“Currently only 11 tuna fisheries globally are MSC-certified, supplying just 14 percent of globally landed tuna. Our commitment and strategy will have a positive impact on the entire industry by significantly increasing the supply of sustainable tuna available to the seafood processors, retailers and, ultimately, consumers,” said Darian McBain, Ph.D., Thai Union’s global director for sustainable development.
Additional highlights from the new tuna strategy

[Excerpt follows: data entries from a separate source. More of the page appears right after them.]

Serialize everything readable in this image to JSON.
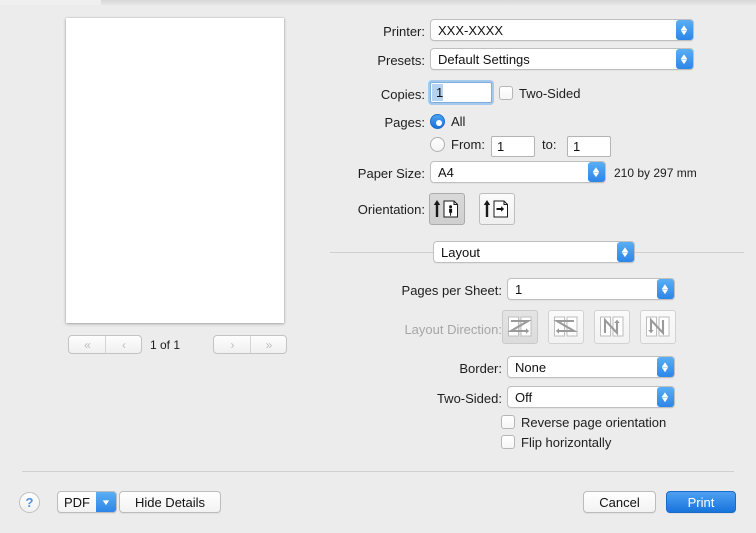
{
  "dialog": {
    "preview": {
      "page_indicator": "1 of 1",
      "nav": {
        "first": "«",
        "prev": "‹",
        "next": "›",
        "last": "»"
      }
    },
    "fields": {
      "printer_label": "Printer:",
      "printer_value": "XXX-XXXX",
      "presets_label": "Presets:",
      "presets_value": "Default Settings",
      "copies_label": "Copies:",
      "copies_value": "1",
      "two_sided_checkbox_label": "Two-Sided",
      "pages_label": "Pages:",
      "pages_all_label": "All",
      "pages_from_label": "From:",
      "pages_from_value": "1",
      "pages_to_label": "to:",
      "pages_to_value": "1",
      "paper_size_label": "Paper Size:",
      "paper_size_value": "A4",
      "paper_dimensions": "210 by 297 mm",
      "orientation_label": "Orientation:"
    },
    "pane": {
      "selected_pane": "Layout",
      "pages_per_sheet_label": "Pages per Sheet:",
      "pages_per_sheet_value": "1",
      "layout_direction_label": "Layout Direction:",
      "border_label": "Border:",
      "border_value": "None",
      "two_sided_label": "Two-Sided:",
      "two_sided_value": "Off",
      "reverse_page_orientation_label": "Reverse page orientation",
      "flip_horizontally_label": "Flip horizontally"
    },
    "buttons": {
      "help": "?",
      "pdf": "PDF",
      "hide_details": "Hide Details",
      "cancel": "Cancel",
      "print": "Print"
    },
    "colors": {
      "accent_blue": "#2d86e8",
      "primary_button": "#1874dd",
      "window_background": "#ececec",
      "separator": "#d0d0d0"
    }
  }
}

Alongside investment in new FIPs, Thai Union has developed a number of other initiatives. Thai Union believes that traceability is the backbone of sustainability and is investing in trials of new digital technologies that will improve transparency in the supply chain. With 100 percent digital traceability, the company can address Illegal, Unregulated and Unreported fishing through tracking, ensuring vessels comply with all regulations and monitoring the labor standards that are in place along the supply chain. This also builds on the significant work already underway to ensure safe and legal labor for those working in the industry.

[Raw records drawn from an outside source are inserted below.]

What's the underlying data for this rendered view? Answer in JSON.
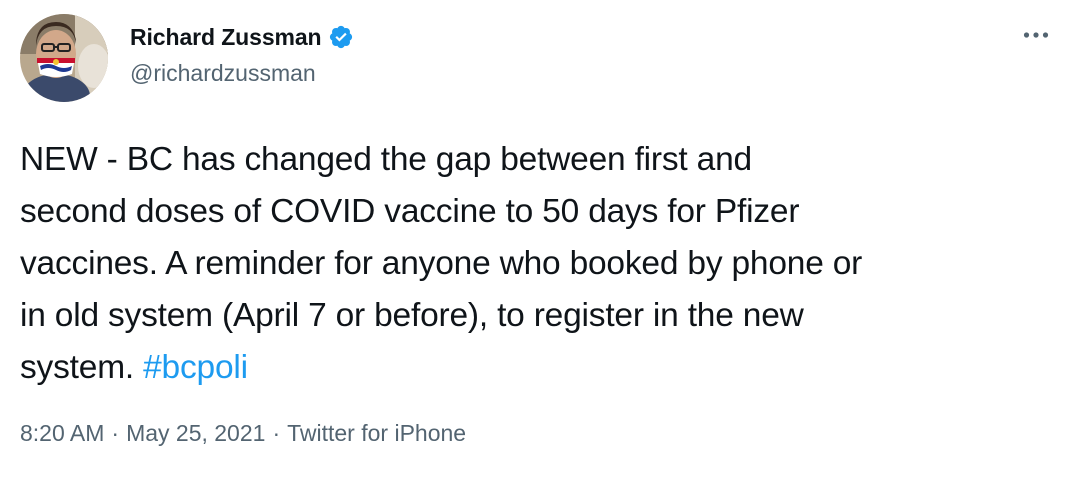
{
  "author": {
    "display_name": "Richard Zussman",
    "handle": "@richardzussman",
    "verified": true,
    "verified_icon": "verified-badge-icon",
    "avatar_icon": "profile-photo-avatar"
  },
  "tweet": {
    "text": "NEW - BC has changed the gap between first and\nsecond doses of COVID vaccine to 50 days for Pfizer\nvaccines. A reminder for anyone who booked by phone or\nin old system (April 7 or before), to register in the new\nsystem. ",
    "hashtag": "#bcpoli"
  },
  "meta": {
    "time": "8:20 AM",
    "separator": "·",
    "date": "May 25, 2021",
    "source": "Twitter for iPhone"
  },
  "menu": {
    "icon": "more-options-icon"
  },
  "colors": {
    "link": "#1d9bf0",
    "secondary_text": "#536471",
    "primary_text": "#0f1419",
    "verified": "#1d9bf0"
  }
}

In addition, Thai Union commits to only sourcing from large-scale purse seiners that are registered on the ProActive Vessel Register1. Thai Union will also align all of its global tuna policies and will contribute to academic and scientific research into the effective management of fish stocks. The International Seafood Sustainability Foundation (ISSF) undertakes annual audits to ensure all participating companies comply with ISSF conservation measures, improving the environmental performance, traceability and observation of tuna fishing in international waters.
A fine kettle of fish?

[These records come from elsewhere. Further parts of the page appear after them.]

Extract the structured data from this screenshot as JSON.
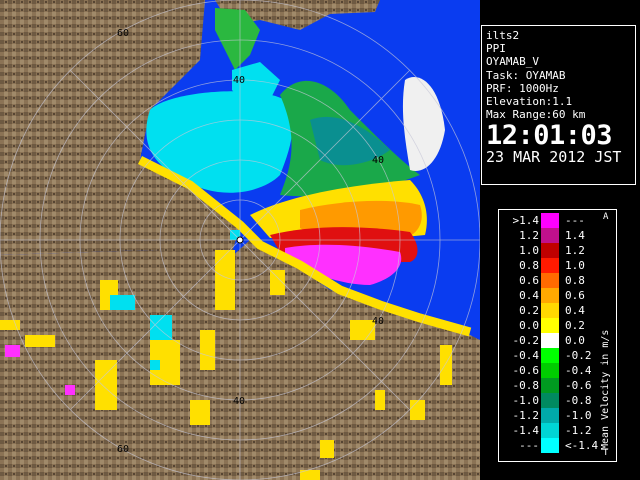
{
  "radar": {
    "ring_labels": [
      "60",
      "40",
      "40",
      "40",
      "40",
      "60"
    ],
    "colors": {
      "sea": "#0a3cf0",
      "land": "#8b7355",
      "approach": "#00e8f0",
      "recede_yellow": "#ffe000",
      "recede_orange": "#ff9a00",
      "recede_red": "#e01010",
      "recede_magenta": "#ff30ff",
      "approach_green": "#20c020",
      "near_zero": "#e8e8e8"
    }
  },
  "info": {
    "station": "ilts2",
    "mode": "PPI",
    "product": "OYAMAB_V",
    "task": "Task: OYAMAB",
    "prf": "PRF: 1000Hz",
    "elevation": "Elevation:1.1",
    "max_range": "Max Range:60 km",
    "time": "12:01:03",
    "date": "23 MAR 2012 JST"
  },
  "legend": {
    "title": "Mean Velocity in m/s",
    "top_mark": "A",
    "bottom_mark": "T",
    "rows": [
      {
        "left": ">1.4",
        "right": "---",
        "color": "#ff00ff"
      },
      {
        "left": "1.2",
        "right": "1.4",
        "color": "#c0108c"
      },
      {
        "left": "1.0",
        "right": "1.2",
        "color": "#c00000"
      },
      {
        "left": "0.8",
        "right": "1.0",
        "color": "#ff1a00"
      },
      {
        "left": "0.6",
        "right": "0.8",
        "color": "#ff6a00"
      },
      {
        "left": "0.4",
        "right": "0.6",
        "color": "#ffa800"
      },
      {
        "left": "0.2",
        "right": "0.4",
        "color": "#ffd800"
      },
      {
        "left": "0.0",
        "right": "0.2",
        "color": "#ffff00"
      },
      {
        "left": "-0.2",
        "right": "0.0",
        "color": "#ffffff"
      },
      {
        "left": "-0.4",
        "right": "-0.2",
        "color": "#00ff00"
      },
      {
        "left": "-0.6",
        "right": "-0.4",
        "color": "#00cc00"
      },
      {
        "left": "-0.8",
        "right": "-0.6",
        "color": "#009a20"
      },
      {
        "left": "-1.0",
        "right": "-0.8",
        "color": "#008a60"
      },
      {
        "left": "-1.2",
        "right": "-1.0",
        "color": "#00aaaa"
      },
      {
        "left": "-1.4",
        "right": "-1.2",
        "color": "#00d4d4"
      },
      {
        "left": "---",
        "right": "<-1.4",
        "color": "#00ffff"
      }
    ]
  }
}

While it’s heartening to see Thai Union attempting to address some of the red flags, particularly in the labor category, that have kept it in Greenpeace's crosshairs for the past few years, its commitment to and reliance on MSC as a benchmark for the sustainability of its catch worldwide may not be without its own flaws. According to a recent leaked report from World Wildlife Fund (WWF) - which helped found MSC 20 years ago and is one its key stakeholders - MSC has “troubling systematic flaws” in its certification scheme. The report contends that MSC used “questionable practices” that weakened rules meant to prevent overfishing, potentially making it easier for unsustainable fisheries to gain the coveted and recognizable certification; that MSC has “aggressively pursued global scale growth” (the number of MSC-certified products has increased from less than 1,000 ten years ago to more than 20,000), and in recent years “has begun to reap very large sums from the fishing industry.”
David Agnew, MSC’s science and standards director, said: “The MSC has a valued and longstanding partnership with WWF. We’re disappointed by the unsubstantiated claims made by this paper and find them at odds with WWF’s global engagement and work with the MSC.” Earlier this year, WWF-Australia worked with MSC to help John West Australia make the single biggest brand commitment to help end unsustainable fishing methods within the canned tuna industry in Australia.
WWF says the leaked report was a “draft of an internal paper that has not been reviewed, fact-checked or balanced by diversities of opinion.”
“It’s good to see Thai Union restate its commitment to sustainable tuna. The challenge now is ensuring that the company makes investments that amount to real change for oceans and workers,” Greenpeace Global Seafood Markets Project Leader Graham Forbes said in a statement. “To commit to MSC-certified tuna, following a highly critical WWF report about the reliability of that ecolabel, raises concerns. Real progress on tuna will require that companies like Thai Union move beyond unreliable ecolabels to take decisive action to eliminate the worst practices and problems from their supply chains.”